Christian Theocratic Views?
Yesterday, I openly wondered about where Professor Kenneth Elzinga would draw the line between religion and state. I still have no idea about that, but I have long argued that a fundamental precept of Western Civilization is the distinction between two realms, the sacred and the secular, a distinction perhaps ultimately grounded in Mark 12:17:
Render to Caesar the things that are Caesar's, and to God the things that are God's. (King James Version)Since Mark and its synoptic parallels (Matthew 22:21, Luke 20:25) attribute this distinction to Jesus, it has the founder's blessing and thus offers legitimacy to the secular sphere. Of course, my point depends upon these words being void of irony, but even if meant in earnest, the hermeneut still faces the question as to where the line is best drawn between the secular realm of Caesar and the sacred realm of God.

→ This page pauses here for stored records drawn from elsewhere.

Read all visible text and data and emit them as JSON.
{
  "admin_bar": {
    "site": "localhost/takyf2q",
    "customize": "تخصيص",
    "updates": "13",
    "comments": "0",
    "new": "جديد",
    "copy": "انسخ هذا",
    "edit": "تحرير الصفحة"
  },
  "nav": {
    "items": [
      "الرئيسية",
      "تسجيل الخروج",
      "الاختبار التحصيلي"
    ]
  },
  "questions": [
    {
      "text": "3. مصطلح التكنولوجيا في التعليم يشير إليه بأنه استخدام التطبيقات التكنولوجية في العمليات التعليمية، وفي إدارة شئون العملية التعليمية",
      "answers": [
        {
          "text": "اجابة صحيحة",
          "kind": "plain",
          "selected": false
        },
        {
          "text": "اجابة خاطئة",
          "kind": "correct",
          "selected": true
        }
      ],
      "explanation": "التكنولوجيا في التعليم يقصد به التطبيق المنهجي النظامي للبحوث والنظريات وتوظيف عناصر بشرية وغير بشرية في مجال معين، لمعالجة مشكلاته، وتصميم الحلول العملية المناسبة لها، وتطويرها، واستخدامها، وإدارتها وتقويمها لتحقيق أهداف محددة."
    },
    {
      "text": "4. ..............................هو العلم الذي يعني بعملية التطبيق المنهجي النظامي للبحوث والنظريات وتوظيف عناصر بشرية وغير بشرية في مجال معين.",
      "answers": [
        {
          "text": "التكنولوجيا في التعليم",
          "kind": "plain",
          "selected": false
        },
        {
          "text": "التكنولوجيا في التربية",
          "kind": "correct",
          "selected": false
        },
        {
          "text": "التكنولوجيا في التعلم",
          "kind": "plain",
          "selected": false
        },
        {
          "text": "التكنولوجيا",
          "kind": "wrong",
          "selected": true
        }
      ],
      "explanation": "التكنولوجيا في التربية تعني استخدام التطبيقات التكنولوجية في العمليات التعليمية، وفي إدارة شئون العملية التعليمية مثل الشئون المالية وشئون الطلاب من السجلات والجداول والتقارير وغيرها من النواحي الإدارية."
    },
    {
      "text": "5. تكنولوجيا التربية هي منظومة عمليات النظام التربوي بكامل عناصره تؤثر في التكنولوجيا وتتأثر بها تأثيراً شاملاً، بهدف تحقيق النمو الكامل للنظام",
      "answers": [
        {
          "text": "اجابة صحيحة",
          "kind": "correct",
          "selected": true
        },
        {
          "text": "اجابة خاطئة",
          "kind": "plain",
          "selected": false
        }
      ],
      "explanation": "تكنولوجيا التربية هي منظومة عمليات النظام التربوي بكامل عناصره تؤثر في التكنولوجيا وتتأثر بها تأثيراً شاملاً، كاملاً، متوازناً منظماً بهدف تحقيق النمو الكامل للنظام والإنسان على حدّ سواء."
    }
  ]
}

ἀπόδοτε τὰ Καίσαρος Καίσαρι καὶ τὰ τοῦ θεοῦ τῷ θεῷ (Textus Receptus)
Some Christians, in fact, appear to think that the secular sphere ought to be very restricted. Immediately after posting yesterday's blog entry, which touched on the state-religion distinction, I received a Christianity Today article written by Christine A. Scheller, "Connoisseur for Christ: Roberta Green Ahmanson" (January 19, 2011), which offers a complex portrait of a very wealthy couple, Howard and Roberta Ahmanson, who fund a large number of conservative Christian causes. I say "complex" because they also fund the arts, and not a narrowly circumscribed version either. Read the article to learn about that.
What interests me today is the charge that the couple support theocratic views of Christianity. Let me offer a couple of quotes that -- as with yesterday's quotes -- I again lift from their context:
[I]n a scathing 2004 Salon profile of Howard, "Avenging Angel of the Religious Right," Max Blumenthal took pains to show that the Ahmansons' ultimate goals are theocratic, a charge that has been widely disseminated. Roberta at once denies and defends the claim: "I never was, and I don't know if Howard ever was either. I'm afraid to say this, but also, what would be so bad about it?"That last point is the sort of reply that worries me: "what would be so bad about" theocracy? What would be bad about some politicians claiming to speak for God and rule in his name? That would be bad enough, but the devil is in the details:
Ahmanson is equally unflinching in her defense of [the Christian Reconstructionist, Rousas John] Rushdoony, controversial in part for his belief that the Levitical laws should be applied in modern society. Roberta claims he wasn't "the ogre" he was made out to be and explains his theodicy as a response to his family's flight from the Armenian genocide in Turkey. "His whole life project was to try to figure out what could protect you. In the end, he came down to the only thing that is solid is God's law. Well, you say the word law in the 20th or 21st century, and people break out in a rash."I wonder if "theodicy" is a misprint for "theocracy," since the latter is precisely what the application of the Levitical laws to society would mean. Anyway, people don't break out in a rash over the word "law" -- the "rule of law" is what most people want. What people are 'allergic' to, however, is a law that mandates stoning for adultery, among other divinely proscribed offenses. Ms. Ahmanson's response doesn't take the issue seriously enough.
Now, I don't know precisely what Ms. Ahmanson's views actually are, and I'm not out to attack her, nor do I know much about Rousas John Rushdoony. Rather, I'm simply trying to orient myself concerning a Christian version of what I consider the Islamist danger.
I suppose that the next step is to look into Christian Reconstructionism.